Many New York sushi restaurants and seafood markets are playing a game of bait and switch, say two high school students turned high-tech sleuths.
In a tale of teenagers, sushi and science, Kate Stoeckle and Louisa Strauss, who graduated this year from the Trinity School in New York, took on a freelance science project in which they checked 60 samples of seafood using a simplified genetic fingerprinting technique to see whether the fish New Yorkers buy is what they think they are getting.
They found that one-fourth of the fish samples with identifiable DNA were mislabeled. A piece of sushi sold as the luxury treat white tuna turned out to be Mozambique tilapia, a much cheaper fish that is often raised by farming. Roe supposedly from flying fish was actually from smelt. Seven of nine samples that were called red snapper were mislabeled, and they turned out to be anything from Atlantic cod to Acadian redfish, an endangered species.
Saturday, August 23, 2008
Fake sushi? Is nothing sacred anymore?

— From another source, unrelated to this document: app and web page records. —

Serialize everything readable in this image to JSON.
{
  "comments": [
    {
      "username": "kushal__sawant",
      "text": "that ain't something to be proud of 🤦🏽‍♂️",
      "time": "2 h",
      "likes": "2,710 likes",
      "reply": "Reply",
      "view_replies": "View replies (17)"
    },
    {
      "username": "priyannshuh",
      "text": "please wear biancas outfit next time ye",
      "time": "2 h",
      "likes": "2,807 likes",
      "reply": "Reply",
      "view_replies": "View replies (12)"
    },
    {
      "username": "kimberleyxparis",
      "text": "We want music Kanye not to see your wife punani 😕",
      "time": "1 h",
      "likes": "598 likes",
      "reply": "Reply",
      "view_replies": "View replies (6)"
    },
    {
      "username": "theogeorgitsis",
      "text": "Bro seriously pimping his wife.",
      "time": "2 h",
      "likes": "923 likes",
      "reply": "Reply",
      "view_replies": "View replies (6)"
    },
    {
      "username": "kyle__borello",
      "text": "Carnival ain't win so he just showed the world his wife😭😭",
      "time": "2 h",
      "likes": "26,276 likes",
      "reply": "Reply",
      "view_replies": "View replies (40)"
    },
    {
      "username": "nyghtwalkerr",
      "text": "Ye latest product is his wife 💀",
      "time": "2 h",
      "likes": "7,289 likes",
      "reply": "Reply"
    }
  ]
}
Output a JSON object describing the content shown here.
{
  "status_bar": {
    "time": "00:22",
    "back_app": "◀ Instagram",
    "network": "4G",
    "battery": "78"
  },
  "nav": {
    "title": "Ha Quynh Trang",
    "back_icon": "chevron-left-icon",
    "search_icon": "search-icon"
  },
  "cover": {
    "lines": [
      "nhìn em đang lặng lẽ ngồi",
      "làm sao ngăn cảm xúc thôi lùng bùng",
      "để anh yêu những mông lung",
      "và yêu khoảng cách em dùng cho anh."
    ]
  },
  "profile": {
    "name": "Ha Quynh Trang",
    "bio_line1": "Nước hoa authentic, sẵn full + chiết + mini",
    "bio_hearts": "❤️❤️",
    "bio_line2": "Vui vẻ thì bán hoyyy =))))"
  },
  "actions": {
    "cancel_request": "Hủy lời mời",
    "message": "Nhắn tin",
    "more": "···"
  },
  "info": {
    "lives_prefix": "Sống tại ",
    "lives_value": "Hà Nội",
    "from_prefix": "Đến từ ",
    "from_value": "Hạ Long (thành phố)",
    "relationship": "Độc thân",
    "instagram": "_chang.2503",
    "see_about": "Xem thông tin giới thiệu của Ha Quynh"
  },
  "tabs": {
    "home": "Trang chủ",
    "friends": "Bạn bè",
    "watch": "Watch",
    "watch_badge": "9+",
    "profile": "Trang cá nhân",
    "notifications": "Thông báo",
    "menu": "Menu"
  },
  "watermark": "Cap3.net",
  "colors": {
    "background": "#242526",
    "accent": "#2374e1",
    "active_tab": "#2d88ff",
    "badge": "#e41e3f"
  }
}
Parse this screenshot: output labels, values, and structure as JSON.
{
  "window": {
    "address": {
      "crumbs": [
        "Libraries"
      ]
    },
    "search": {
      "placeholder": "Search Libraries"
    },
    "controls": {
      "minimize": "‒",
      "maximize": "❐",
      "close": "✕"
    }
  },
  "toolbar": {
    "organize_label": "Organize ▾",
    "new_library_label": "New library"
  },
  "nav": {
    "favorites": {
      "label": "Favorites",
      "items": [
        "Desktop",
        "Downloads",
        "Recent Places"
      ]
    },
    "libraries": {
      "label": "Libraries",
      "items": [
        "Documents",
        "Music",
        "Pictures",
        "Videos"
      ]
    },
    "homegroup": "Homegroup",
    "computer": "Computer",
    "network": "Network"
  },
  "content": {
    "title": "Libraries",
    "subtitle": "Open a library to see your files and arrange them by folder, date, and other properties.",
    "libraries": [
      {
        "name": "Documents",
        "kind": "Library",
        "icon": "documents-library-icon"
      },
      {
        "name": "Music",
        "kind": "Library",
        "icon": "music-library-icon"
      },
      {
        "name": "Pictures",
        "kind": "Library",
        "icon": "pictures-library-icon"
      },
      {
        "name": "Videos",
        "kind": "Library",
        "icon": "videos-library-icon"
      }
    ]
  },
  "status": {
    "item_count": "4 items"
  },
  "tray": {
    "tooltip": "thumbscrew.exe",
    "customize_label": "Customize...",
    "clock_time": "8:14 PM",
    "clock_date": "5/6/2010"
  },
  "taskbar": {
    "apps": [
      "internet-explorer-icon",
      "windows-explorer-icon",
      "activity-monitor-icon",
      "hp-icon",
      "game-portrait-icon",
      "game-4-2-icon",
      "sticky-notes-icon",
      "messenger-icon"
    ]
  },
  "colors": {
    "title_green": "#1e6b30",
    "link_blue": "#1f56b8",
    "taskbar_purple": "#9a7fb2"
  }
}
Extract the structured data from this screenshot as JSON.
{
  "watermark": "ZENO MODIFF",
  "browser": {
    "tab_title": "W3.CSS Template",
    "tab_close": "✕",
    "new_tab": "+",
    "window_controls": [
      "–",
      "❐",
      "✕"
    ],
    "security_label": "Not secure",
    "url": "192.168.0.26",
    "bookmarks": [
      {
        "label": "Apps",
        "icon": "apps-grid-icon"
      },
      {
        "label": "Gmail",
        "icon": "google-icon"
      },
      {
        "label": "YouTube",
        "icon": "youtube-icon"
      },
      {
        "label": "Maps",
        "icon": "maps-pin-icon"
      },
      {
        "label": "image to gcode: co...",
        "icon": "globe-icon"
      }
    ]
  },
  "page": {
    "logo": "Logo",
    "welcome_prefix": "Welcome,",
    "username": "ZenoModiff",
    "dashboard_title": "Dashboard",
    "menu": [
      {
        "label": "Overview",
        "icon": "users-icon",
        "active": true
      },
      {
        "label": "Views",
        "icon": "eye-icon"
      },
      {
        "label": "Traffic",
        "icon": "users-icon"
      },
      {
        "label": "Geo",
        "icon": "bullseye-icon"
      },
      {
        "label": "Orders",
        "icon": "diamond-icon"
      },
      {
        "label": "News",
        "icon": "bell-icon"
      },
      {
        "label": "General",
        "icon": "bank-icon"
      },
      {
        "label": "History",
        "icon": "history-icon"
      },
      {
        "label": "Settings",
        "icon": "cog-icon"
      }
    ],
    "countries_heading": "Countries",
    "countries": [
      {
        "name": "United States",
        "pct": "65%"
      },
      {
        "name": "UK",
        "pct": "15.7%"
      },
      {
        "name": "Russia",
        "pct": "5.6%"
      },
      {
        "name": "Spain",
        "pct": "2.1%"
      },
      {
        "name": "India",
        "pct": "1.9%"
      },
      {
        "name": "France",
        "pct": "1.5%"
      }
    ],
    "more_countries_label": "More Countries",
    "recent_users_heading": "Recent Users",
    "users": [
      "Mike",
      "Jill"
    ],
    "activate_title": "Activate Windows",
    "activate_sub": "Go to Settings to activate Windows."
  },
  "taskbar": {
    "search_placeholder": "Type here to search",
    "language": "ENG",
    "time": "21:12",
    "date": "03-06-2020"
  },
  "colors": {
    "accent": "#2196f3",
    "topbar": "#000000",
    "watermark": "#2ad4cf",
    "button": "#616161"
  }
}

John Schwartz, "Fish tale has DNA hook: Students find bad labels" (Harold Tribune, August 22, 2008):